[WHAT THE TASK REQUIRES]:
Among the entries below, please show each line that carries the word "screenshot".

[Opening DATASET RECORDS section]

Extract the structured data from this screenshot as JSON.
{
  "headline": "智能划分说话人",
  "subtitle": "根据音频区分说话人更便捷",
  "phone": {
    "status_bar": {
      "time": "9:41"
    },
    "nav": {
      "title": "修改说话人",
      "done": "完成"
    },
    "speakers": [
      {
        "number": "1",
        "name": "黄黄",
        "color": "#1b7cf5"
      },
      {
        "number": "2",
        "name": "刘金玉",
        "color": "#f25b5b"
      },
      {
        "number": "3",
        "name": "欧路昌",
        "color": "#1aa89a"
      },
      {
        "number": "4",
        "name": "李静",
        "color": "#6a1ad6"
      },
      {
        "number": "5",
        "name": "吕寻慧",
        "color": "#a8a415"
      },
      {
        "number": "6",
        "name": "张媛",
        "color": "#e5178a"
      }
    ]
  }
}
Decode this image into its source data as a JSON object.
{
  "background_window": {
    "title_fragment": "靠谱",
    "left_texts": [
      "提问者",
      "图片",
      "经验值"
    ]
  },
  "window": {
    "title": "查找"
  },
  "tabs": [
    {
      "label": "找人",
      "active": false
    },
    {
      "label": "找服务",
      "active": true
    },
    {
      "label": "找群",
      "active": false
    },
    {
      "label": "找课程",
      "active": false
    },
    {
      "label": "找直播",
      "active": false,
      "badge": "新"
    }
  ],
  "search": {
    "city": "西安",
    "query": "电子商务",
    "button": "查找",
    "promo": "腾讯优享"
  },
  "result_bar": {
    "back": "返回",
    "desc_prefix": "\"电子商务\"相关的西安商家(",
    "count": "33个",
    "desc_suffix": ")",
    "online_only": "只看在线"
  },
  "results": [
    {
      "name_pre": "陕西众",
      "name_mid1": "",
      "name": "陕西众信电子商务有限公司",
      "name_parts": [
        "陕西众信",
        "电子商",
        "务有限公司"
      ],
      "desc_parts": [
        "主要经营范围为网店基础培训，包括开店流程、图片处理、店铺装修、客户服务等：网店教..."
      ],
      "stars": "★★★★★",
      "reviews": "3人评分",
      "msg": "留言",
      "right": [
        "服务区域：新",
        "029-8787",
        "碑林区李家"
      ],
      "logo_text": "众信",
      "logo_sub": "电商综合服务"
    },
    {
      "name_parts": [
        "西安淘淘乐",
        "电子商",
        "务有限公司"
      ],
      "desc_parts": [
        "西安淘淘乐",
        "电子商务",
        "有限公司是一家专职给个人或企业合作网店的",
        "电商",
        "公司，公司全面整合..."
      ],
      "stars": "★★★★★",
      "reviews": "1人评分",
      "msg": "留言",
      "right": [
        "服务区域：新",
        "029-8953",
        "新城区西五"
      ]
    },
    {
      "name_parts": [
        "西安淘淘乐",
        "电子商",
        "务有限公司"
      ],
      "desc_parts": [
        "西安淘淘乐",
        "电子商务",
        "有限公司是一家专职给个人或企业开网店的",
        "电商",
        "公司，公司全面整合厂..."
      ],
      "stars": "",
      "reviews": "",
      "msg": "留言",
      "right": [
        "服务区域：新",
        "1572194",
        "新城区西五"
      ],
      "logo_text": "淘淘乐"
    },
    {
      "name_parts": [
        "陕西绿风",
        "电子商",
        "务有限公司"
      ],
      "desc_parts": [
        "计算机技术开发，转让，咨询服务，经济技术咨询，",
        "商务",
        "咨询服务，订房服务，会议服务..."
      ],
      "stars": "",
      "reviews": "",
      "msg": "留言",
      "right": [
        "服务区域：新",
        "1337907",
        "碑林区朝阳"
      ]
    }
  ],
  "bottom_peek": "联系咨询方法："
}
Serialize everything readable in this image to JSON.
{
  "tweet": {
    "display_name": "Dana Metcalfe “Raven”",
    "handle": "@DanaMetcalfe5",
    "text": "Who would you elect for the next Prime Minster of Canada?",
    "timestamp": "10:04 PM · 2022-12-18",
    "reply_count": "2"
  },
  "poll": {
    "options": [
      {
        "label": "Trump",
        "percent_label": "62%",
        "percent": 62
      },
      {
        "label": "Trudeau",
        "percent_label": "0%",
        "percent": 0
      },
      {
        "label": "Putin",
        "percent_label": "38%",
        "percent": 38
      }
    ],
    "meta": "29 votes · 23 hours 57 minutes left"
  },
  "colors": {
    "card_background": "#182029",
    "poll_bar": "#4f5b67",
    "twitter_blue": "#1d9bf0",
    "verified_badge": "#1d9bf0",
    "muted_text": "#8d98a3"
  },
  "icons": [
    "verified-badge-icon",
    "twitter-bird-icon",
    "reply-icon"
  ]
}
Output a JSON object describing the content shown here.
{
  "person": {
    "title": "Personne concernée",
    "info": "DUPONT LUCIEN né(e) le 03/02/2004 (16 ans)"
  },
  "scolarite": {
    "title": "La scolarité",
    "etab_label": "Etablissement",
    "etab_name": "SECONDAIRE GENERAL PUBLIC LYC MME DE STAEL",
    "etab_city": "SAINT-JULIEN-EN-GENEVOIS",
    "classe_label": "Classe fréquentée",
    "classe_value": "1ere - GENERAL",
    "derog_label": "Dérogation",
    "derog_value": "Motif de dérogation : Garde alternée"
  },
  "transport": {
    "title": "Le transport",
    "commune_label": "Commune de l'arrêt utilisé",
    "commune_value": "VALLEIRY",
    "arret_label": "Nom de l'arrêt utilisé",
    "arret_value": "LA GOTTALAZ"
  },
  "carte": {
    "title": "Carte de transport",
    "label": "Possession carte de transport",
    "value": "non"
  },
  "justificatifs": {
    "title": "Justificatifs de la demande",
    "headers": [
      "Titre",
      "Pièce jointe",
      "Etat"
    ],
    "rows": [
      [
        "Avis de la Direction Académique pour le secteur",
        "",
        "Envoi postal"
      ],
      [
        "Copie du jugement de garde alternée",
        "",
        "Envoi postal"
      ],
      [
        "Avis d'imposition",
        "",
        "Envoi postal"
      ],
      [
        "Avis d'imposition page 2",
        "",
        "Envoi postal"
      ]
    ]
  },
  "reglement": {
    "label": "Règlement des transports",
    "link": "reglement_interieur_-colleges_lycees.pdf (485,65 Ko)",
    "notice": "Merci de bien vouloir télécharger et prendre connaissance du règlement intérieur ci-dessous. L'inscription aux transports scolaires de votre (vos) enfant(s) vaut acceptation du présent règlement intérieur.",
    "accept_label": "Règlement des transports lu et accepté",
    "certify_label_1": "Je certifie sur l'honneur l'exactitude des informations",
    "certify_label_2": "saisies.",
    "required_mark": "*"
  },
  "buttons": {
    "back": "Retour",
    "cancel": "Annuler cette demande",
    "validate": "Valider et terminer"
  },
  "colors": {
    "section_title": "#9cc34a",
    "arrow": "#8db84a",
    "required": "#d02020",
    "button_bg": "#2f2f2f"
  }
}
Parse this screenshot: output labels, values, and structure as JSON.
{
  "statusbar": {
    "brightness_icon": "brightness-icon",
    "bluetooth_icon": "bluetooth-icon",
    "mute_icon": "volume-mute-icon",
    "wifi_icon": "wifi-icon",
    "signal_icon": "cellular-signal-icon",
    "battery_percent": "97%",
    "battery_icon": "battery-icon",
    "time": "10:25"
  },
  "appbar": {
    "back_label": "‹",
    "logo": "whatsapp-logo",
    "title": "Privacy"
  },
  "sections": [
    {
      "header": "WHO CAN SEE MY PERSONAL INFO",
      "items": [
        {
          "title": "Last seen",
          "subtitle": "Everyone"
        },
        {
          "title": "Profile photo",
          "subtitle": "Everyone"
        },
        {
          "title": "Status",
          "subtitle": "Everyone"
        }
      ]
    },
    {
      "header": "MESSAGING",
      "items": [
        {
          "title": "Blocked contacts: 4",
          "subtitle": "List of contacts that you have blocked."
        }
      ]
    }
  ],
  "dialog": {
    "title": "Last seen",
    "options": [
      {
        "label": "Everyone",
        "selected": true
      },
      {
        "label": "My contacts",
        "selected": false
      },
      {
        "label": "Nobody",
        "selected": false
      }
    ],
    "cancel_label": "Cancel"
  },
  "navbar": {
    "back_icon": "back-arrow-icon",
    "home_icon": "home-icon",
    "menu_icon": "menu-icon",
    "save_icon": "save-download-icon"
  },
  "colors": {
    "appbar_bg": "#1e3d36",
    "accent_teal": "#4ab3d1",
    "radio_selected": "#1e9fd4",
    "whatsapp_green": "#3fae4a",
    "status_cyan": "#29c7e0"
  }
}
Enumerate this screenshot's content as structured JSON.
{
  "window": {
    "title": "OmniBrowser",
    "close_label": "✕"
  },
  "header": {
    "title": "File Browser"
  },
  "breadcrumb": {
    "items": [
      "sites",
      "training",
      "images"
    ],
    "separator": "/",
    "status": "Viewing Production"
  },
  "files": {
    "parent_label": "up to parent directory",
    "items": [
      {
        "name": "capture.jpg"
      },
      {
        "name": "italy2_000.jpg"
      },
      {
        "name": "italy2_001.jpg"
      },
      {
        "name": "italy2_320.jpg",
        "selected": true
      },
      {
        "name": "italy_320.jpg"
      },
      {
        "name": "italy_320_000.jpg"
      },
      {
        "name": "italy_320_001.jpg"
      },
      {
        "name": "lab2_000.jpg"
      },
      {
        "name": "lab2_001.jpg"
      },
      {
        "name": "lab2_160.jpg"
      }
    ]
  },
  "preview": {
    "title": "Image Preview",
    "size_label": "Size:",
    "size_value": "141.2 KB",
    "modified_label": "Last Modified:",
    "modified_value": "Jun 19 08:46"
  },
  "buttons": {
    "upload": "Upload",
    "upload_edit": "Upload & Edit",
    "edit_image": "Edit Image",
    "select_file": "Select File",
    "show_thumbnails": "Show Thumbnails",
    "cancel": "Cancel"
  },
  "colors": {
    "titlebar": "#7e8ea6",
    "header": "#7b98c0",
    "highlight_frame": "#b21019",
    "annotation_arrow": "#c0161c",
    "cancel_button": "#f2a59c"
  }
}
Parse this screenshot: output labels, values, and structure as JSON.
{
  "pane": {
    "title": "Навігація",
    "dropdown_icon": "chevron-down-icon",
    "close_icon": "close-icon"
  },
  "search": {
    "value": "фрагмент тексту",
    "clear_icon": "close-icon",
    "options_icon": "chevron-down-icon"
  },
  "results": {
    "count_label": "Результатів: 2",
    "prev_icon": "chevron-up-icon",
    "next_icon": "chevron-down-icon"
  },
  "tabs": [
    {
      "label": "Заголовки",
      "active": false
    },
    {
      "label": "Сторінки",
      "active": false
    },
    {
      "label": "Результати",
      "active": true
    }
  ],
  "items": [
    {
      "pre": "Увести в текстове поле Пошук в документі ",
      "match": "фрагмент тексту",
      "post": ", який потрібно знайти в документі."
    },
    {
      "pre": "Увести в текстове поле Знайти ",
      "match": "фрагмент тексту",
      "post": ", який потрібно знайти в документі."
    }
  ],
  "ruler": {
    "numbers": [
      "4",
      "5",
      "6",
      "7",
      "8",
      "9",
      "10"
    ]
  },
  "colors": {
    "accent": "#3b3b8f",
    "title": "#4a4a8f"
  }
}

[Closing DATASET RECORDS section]

[REPLY TO THE TASK]:
Extract the structured data from this screenshot as JSON.
Parse this screenshot: output labels, values, and structure as JSON.
Enumerate this screenshot's content as structured JSON.
Parse this screenshot: output labels, values, and structure as JSON.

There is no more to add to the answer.